Miss Muffet no longer fears that spider that sat down beside her in that famous nursery rhyme. In fact, she's become downright fond of it.
That's because Miss Muffet, in this case, is a real person with a real phobia of spiders, and she's learned how to conquer that fear with one of the newest gadgets in the psychologist's toolbox — virtual reality.
But this isn't your grandfather's virtual reality. This one comes equipped with a fuzzy, creepy replica of a beast called a Guyana bird-eating tarantula in the University of Washington's Human Interface Technology Laboratory.
In addition to the three-dimensional helmets worn in your run-of-the-mill virtual reality lab, the Washington experimenters have added tactile effects in the form of a fuzzy object that feels just like a spider, and even scary music straight from the movie Psycho.
The point of all that, says psychologist Hunter Hoffman, leader of the project, is to make the simulated experience as real as possible.
Just simply adding the hand-held fuzzy object to the visuals seen through the 3-D goggles worn by the participants made virtual reality far more effective than it had been with just the visual effects, he says.
"It was dramatically significant," Hoffman says. "It doubled the effectiveness."
The proof, he says, lies in participants like Miss Muffet, which, of course is not her real name. She had been so frightened of spiders that she couldn't even approach a cage with a spider sealed inside, and past clinical efforts to help her had failed.
But by the time she completed the experiment in Hoffman's lab, she could hold a live tarantula in her hand, and she did that for more than 30 minutes.
Furthermore, her fear has not returned, Hoffman says, supporting a growing conviction in the clinical community that virtual reality can be a very helpful tool in fighting phobias.
The research also supports Hoffman's contention that the more real the encounter is, the more effective the treatment. That's because in order for the treatment to work it has to evoke the anxiety and fear that would be expected in the real world, and adding additional sensory experiences, like touch, makes the experience more intense.
Hoffman thinks the music also helps, because it adds auditory sensations, but so far that theory hasn't been tested.
The technique holds the promise of expanding clinical treatment to people who won't seek help because they are afraid of being seen as being afraid, which is a common inhibition among people with phobias. With virtual reality, there's no reason to be afraid because the entire situation is under control at all times.
It also makes treatment for such things as fear of flying more feasible because it isn't necessary to charter an airliner several times to help someone get over that fear.
And that, Hoffman says, may be extremely important because people who have avoided treatment in the past might begin to seek out help if virtual reality becomes a more commonly used tool.
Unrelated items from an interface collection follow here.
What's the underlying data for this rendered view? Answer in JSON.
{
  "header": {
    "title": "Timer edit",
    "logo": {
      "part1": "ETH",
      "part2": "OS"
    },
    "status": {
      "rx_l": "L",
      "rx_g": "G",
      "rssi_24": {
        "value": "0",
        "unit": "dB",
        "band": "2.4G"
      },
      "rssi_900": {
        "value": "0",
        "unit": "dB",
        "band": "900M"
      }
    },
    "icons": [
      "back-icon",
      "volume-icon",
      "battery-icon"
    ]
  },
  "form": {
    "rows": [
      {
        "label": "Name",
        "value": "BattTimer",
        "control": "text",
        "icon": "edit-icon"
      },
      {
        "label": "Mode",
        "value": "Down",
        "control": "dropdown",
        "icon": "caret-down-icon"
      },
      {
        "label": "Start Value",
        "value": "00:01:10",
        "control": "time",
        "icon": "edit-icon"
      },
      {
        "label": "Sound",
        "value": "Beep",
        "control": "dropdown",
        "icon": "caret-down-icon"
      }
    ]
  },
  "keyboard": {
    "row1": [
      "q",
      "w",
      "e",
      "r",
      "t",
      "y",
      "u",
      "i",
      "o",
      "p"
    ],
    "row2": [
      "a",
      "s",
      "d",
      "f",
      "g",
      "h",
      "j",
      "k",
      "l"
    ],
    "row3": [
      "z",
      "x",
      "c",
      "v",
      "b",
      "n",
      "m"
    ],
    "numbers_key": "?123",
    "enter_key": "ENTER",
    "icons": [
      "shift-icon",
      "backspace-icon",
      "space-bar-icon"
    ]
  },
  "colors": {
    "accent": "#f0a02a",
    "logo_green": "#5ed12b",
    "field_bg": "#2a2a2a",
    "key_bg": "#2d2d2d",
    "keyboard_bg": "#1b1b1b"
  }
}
The researchers, who published their findings in the November issue of The International Journal of Human-Computer Interaction, selected 36 students from a pool of 400 who expressed an above-average fear of spiders. Eight, including Miss Muffet, were classified as clinically phobic.
All of the participants feared spiders enough that they couldn't remove the lid from a cage with a tarantula in it. During the series of experiments, some of the participants received only the visual part of virtual reality, and others received both the visuals along with the creepy replica of the real spider.
Later, while one of the clinicians waited just outside the door, each participant was told to go into the lab and walk up to the cage containing the spider. Prior to the treatment, the participants didn't want to get within five feet of the cage.
But the participants who had received just the visual treatment were able to cut that distance in half. And those who had also felt the fuzzy replica during the experiment were able to get within six inches of the real thing.
And after it was all over, Miss Muffet was able to reach inside the cage and pick the spider up.
The point of all of this is not to suggest that people should have no fear of spiders, or flying, because a few spiders bite, although usually in self defense, and some airplanes crash, so some anxiety should be expected. But in many cases, the fear far exceeds the danger. At that point it becomes a phobia, defined as an irrational or excessive level of fear.
In the past, psychologists dealt with that by "in vivo" techniques in which they gradually exposed the patient to real spiders, or real airplanes, but that won't work for all kinds of traumas. Hoffman's lab earlier used virtual reality to help people suffering with post-traumatic stress disorder after the terrorist attack of 9/11.
It wasn't possible to destroy the twin towers again, nor would any sane person want to, so virtual reality was used to recreate the scene, over and over, for patients ranging from a housewife to a New York City firefighter.
One woman who was reduced to sobs whenever she saw a replay of the tragedy was eventually able to talk about her emotions and finally remembered that she thought she was going to die, part of the reason she was so stressed. The treatment proved very effective, Hoffman says.
By adding additional and supportive sensual experiences, as in the experiments on spider phobia, Hoffman believes the treatment can become even more effective.
Lee Dye’s column appears weekly on ABCNEWS.com. A former science writer for the Los Angeles Times, he now lives in Juneau, Alaska.